Data about app and page elements:
******

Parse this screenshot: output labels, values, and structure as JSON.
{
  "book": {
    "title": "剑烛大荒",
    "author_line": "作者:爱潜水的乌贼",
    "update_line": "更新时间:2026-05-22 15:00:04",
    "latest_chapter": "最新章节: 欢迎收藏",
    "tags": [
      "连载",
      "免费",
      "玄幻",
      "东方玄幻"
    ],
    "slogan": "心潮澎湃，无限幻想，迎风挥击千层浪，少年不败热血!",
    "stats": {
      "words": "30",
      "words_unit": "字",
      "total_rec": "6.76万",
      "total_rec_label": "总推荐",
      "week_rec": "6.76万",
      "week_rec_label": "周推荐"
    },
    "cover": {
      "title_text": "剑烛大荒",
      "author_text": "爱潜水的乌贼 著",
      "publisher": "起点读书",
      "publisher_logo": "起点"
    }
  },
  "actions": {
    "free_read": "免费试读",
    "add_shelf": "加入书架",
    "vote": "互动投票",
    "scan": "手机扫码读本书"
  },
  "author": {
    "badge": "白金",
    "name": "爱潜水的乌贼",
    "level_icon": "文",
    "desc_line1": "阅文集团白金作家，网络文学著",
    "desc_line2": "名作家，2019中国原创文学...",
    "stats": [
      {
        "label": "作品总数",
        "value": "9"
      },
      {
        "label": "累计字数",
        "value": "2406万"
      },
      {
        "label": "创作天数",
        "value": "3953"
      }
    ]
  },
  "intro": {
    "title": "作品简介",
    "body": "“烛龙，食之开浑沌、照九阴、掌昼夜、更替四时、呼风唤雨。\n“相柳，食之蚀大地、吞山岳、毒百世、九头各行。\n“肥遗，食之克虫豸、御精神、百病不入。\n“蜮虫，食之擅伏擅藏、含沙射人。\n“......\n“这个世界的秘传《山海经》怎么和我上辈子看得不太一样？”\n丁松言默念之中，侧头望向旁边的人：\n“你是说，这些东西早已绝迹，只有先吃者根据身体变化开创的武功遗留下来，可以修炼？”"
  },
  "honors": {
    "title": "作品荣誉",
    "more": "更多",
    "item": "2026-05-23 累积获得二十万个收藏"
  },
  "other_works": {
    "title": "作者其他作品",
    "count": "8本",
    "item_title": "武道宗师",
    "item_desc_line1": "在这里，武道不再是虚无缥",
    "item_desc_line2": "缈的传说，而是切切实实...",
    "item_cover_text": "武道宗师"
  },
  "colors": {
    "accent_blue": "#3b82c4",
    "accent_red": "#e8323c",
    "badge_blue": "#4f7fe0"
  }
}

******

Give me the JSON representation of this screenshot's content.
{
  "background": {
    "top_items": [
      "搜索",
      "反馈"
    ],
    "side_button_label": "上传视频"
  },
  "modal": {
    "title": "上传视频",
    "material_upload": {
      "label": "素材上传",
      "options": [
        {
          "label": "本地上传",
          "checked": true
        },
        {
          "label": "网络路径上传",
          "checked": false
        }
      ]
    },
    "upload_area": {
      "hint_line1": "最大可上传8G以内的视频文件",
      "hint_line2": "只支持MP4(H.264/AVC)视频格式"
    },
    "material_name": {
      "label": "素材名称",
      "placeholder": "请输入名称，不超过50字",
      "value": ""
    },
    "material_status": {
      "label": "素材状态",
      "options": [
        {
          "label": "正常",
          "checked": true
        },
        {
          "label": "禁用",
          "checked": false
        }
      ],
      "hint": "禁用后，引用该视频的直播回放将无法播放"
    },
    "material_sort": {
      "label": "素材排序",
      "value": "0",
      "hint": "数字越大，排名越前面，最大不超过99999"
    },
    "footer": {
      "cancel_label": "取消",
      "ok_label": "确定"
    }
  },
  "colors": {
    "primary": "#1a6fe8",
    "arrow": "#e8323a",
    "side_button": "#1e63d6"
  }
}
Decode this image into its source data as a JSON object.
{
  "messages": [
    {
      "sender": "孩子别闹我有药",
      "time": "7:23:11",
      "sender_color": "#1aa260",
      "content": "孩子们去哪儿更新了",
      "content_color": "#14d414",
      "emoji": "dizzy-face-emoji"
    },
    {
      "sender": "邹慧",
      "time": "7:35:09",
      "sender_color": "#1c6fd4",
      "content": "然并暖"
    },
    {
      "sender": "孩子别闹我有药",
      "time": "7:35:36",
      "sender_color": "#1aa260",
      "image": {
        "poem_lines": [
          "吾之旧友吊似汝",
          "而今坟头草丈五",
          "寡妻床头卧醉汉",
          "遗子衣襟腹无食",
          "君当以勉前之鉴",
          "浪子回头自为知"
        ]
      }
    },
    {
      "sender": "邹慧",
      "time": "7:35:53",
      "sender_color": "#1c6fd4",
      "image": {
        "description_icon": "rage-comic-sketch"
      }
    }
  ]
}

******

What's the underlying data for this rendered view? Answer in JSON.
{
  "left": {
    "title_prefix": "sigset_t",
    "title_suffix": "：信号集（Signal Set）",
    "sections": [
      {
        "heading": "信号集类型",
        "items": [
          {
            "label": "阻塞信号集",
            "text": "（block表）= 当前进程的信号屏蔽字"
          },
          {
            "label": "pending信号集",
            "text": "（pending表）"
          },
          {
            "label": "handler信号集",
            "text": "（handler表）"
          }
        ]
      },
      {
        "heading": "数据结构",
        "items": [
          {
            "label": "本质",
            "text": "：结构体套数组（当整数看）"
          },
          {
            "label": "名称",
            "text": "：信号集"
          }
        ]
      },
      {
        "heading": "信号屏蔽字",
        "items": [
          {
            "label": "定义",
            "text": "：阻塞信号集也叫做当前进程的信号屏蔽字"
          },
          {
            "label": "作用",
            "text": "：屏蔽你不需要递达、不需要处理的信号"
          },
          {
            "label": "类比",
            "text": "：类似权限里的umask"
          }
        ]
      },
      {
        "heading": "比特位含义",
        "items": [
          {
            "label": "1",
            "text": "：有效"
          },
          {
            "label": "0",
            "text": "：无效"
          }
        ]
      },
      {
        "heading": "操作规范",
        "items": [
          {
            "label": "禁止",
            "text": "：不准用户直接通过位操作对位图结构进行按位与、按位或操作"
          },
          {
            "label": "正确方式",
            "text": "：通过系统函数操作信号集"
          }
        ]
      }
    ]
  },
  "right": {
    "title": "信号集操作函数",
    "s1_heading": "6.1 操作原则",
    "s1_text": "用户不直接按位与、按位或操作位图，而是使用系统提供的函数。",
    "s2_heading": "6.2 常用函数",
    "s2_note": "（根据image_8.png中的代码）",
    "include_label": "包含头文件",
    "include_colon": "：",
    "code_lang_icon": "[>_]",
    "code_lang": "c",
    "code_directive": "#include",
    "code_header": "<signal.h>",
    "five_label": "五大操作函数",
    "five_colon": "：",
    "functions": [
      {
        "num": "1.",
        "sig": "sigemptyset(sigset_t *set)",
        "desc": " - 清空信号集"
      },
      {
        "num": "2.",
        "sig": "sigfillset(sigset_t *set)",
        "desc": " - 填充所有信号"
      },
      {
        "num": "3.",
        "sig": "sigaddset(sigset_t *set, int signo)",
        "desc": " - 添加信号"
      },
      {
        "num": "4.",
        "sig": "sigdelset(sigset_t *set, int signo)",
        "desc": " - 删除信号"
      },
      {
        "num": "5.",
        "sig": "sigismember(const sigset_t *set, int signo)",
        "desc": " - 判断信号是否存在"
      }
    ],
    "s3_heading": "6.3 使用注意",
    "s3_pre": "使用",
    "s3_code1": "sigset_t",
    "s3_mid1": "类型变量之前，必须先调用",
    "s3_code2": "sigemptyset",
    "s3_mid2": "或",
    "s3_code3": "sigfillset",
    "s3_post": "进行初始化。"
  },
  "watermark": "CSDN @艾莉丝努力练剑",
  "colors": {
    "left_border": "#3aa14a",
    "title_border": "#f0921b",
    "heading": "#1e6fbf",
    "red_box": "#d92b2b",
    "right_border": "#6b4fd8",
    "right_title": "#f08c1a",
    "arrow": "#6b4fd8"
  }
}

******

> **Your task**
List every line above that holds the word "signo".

> **Output of the task**
        "sig": "sigaddset(sigset_t *set, int signo)",
        "sig": "sigdelset(sigset_t *set, int signo)",
        "sig": "sigismember(const sigset_t *set, int signo)",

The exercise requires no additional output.